King Intef I
Sehertauy Intef, also known as Intef I, was the real founder of Egypt's XIth dynasty. He ruled from Thebes from approximately 2130 to 2118 B.C., most likely sharing governorship with his father, Mentuhotep I, "the Elder," a local leader (Dodson, Malek).
This king reigned on Egyptian land at the beginning of the eleventh Dynasty and was also known as Intef I, Sehertauy Intef, or Antef I, some historians consider him the founder of this dynasty, and others as the second pharaoh.
Probably he ruled in co-regency with his father Mentuhotep I. Egypt was a divided country and this pharaoh tried to rule a single land under his control. He engaged the support of the southern regions by ruling over Upper Egypt with the capital Thebes (Luxor nowadays).
King Intef I faced King Neferkara on several occasions, in that period of history the land of Egypt was affected by great periods of famine, in one of the wars, Intef was victorious but died shortly after. He conquered several cities north of Thebes such as el-Kaab and Dendera.
Only two inscribed blocks from the Montu temple at Tod, which was built under Mentuhotep II, provide the only near-contemporary monument from which Intef is known with certainty.

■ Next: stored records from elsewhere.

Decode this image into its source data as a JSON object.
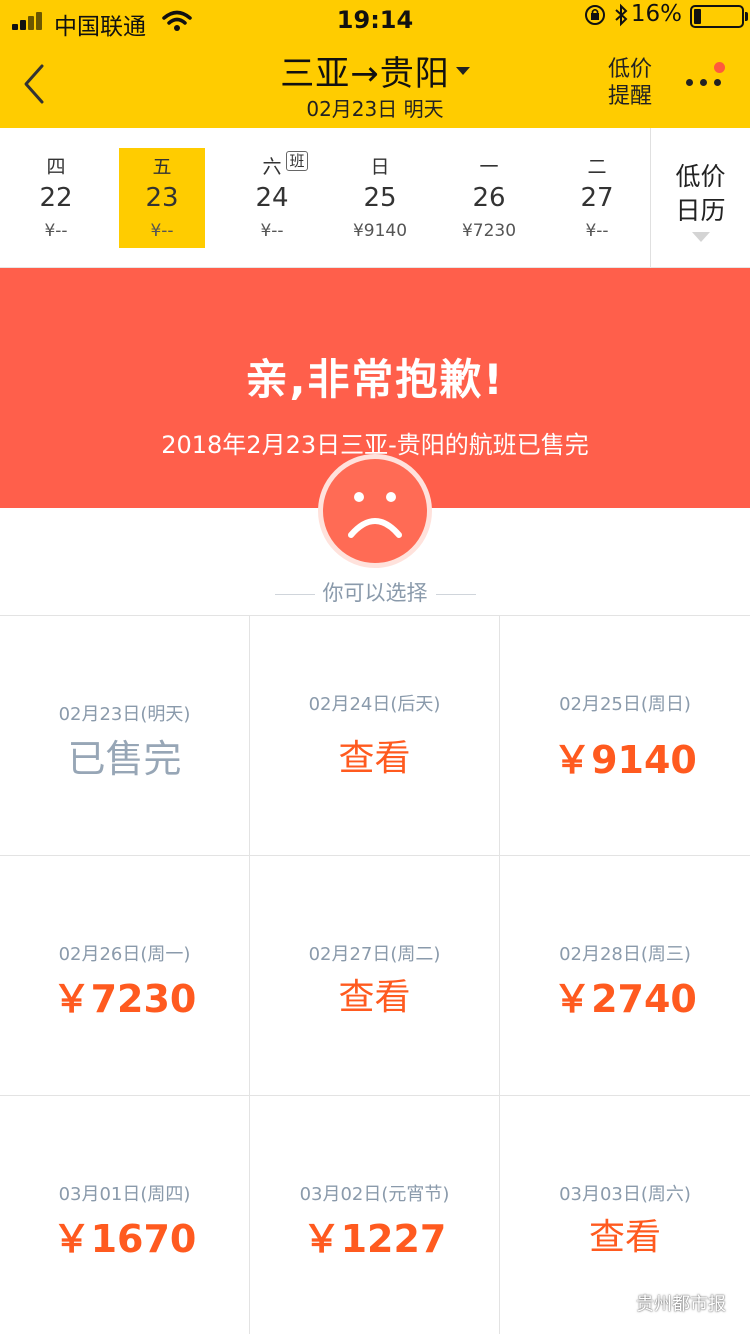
{
  "status_bar": {
    "carrier": "中国联通",
    "time": "19:14",
    "battery": "16%"
  },
  "nav": {
    "title": "三亚→贵阳",
    "subtitle": "02月23日 明天",
    "price_alert": [
      "低价",
      "提醒"
    ]
  },
  "date_strip": {
    "days": [
      {
        "weekday": "四",
        "date": "22",
        "price": "¥--"
      },
      {
        "weekday": "五",
        "date": "23",
        "price": "¥--",
        "selected": true
      },
      {
        "weekday": "六",
        "date": "24",
        "price": "¥--",
        "badge": "班"
      },
      {
        "weekday": "日",
        "date": "25",
        "price": "¥9140"
      },
      {
        "weekday": "一",
        "date": "26",
        "price": "¥7230"
      },
      {
        "weekday": "二",
        "date": "27",
        "price": "¥--"
      }
    ],
    "calendar_label": [
      "低价",
      "日历"
    ]
  },
  "banner": {
    "headline": "亲,非常抱歉!",
    "message": "2018年2月23日三亚-贵阳的航班已售完"
  },
  "choose_label": "你可以选择",
  "options": [
    {
      "date": "02月23日(明天)",
      "value": "已售完"
    },
    {
      "date": "02月24日(后天)",
      "value": "查看"
    },
    {
      "date": "02月25日(周日)",
      "value": "￥9140"
    },
    {
      "date": "02月26日(周一)",
      "value": "￥7230"
    },
    {
      "date": "02月27日(周二)",
      "value": "查看"
    },
    {
      "date": "02月28日(周三)",
      "value": "￥2740"
    },
    {
      "date": "03月01日(周四)",
      "value": "￥1670"
    },
    {
      "date": "03月02日(元宵节)",
      "value": "￥1227"
    },
    {
      "date": "03月03日(周六)",
      "value": "查看"
    }
  ],
  "watermark": "贵州都市报",
  "colors": {
    "header": "#ffcc00",
    "banner": "#ff5f4b",
    "price": "#ff5a1f",
    "muted": "#8a9aab"
  }
}
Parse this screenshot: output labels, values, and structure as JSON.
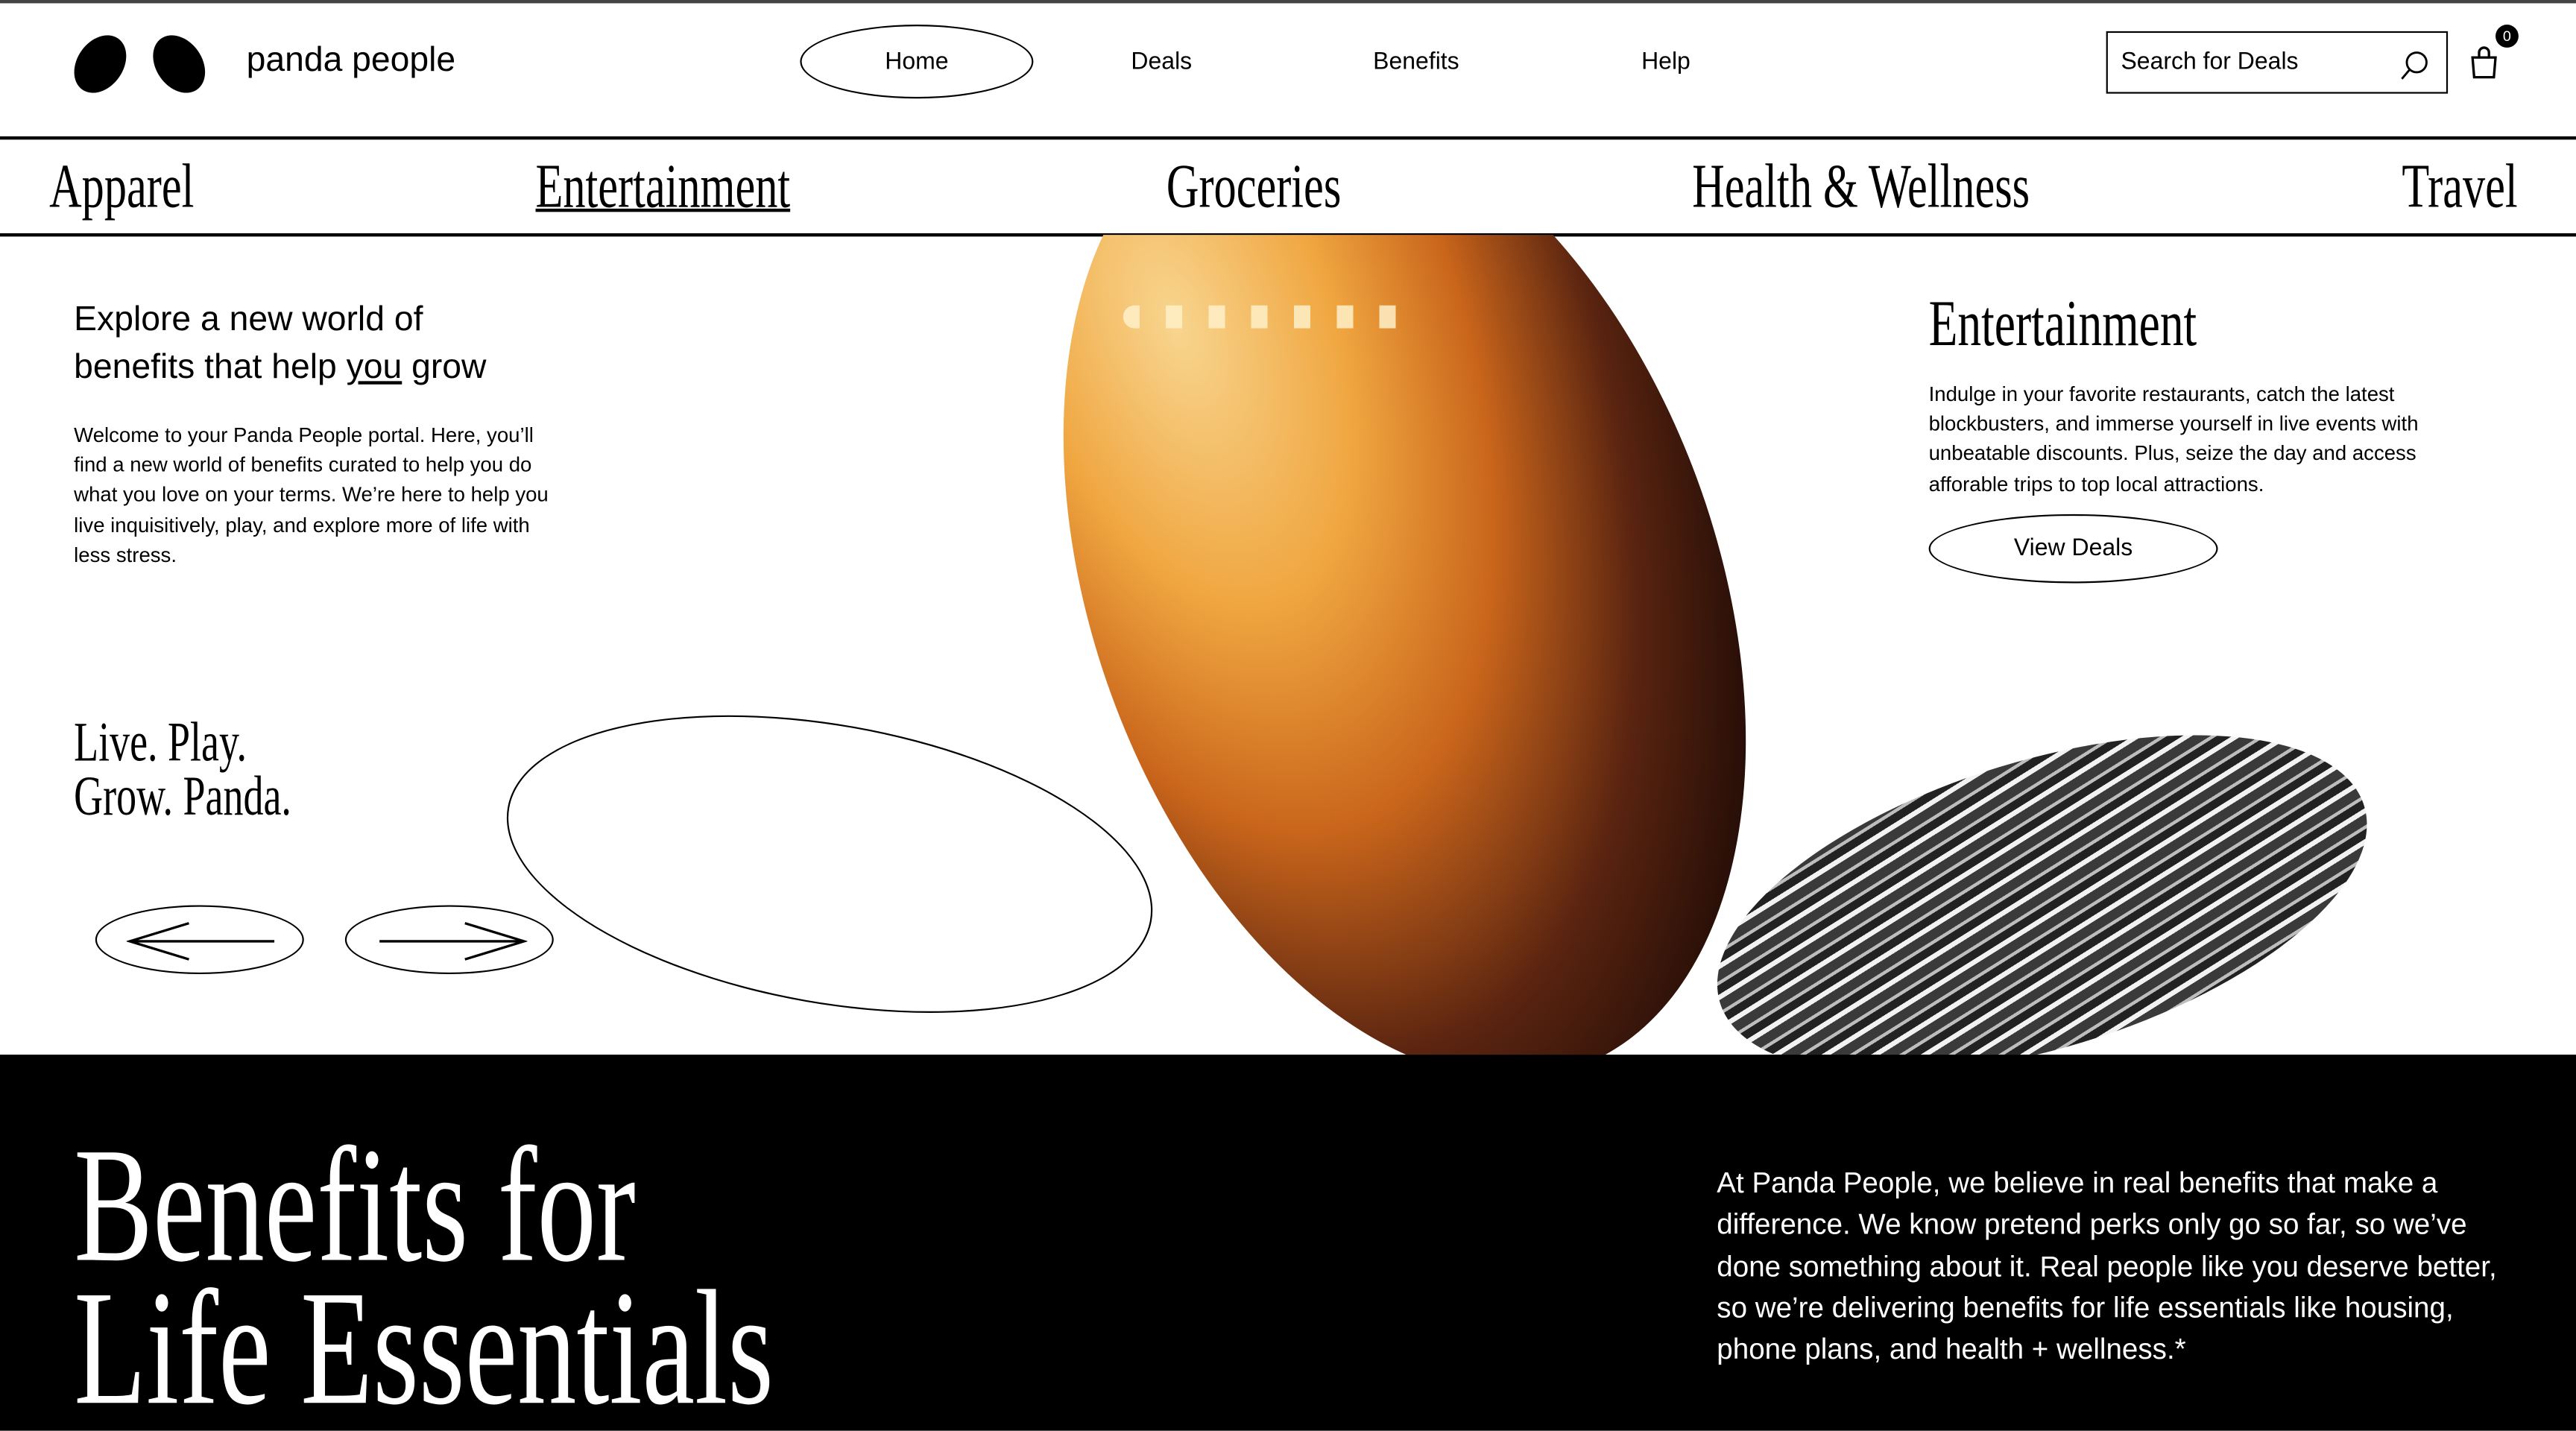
{
  "header": {
    "brand": "panda people",
    "nav": [
      {
        "label": "Home",
        "active": true
      },
      {
        "label": "Deals"
      },
      {
        "label": "Benefits"
      },
      {
        "label": "Help"
      }
    ],
    "search_placeholder": "Search for Deals",
    "cart_count": "0"
  },
  "categories": [
    {
      "label": "Apparel"
    },
    {
      "label": "Entertainment",
      "active": true
    },
    {
      "label": "Groceries"
    },
    {
      "label": "Health & Wellness"
    },
    {
      "label": "Travel"
    }
  ],
  "hero": {
    "heading_pre": "Explore a new world of",
    "heading_line2_a": "benefits that help ",
    "heading_emph": "you",
    "heading_line2_b": " grow",
    "intro": "Welcome to your Panda People portal. Here, you’ll find a new world of benefits curated to help you do what you love on your terms. We’re here to help you live inquisitively, play, and explore more of life with less stress.",
    "tagline_1": "Live. Play.",
    "tagline_2": "Grow. Panda.",
    "prev_icon": "arrow-left",
    "next_icon": "arrow-right"
  },
  "feature": {
    "title": "Entertainment",
    "description": "Indulge in your favorite restaurants, catch the latest blockbusters, and immerse yourself in live events with unbeatable discounts. Plus, seize the day and access afforable trips to top local attractions.",
    "button": "View Deals"
  },
  "about": {
    "headline_1": "Benefits for",
    "headline_2": "Life Essentials",
    "text": "At Panda People, we believe in real benefits that make a difference. We know pretend perks only go so far, so we’ve done something about it. Real people like you deserve better, so we’re delivering benefits for life essentials like housing, phone plans, and health + wellness.*"
  },
  "colors": {
    "background": "#ffffff",
    "text": "#000000",
    "dark_section": "#000000"
  }
}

Some kings succeeded, for example, Thutmose III in the Chamber of Ancestors in the 18th dynasty. It is believed that he died young and was buried on the west bank of the Nile in Luxor. A relief shows him together with Intef II and Intef III in the Temple of God Montu - (god of war) in Tod on the east bank of the Nile in Luxor - making offerings.
King Intef I (Sehertawy) extended his area beyond Theban (Fourth) Nome to the south of Thebes down to Elephantine by acquiring three nomes by conquering. King Intef reigned for 4 to 16 years during which time he probably conducted the war with his northern neighbor, the Coptite nomarch Tjauti. King Intef was buried in a safe tomb at El-Tarif.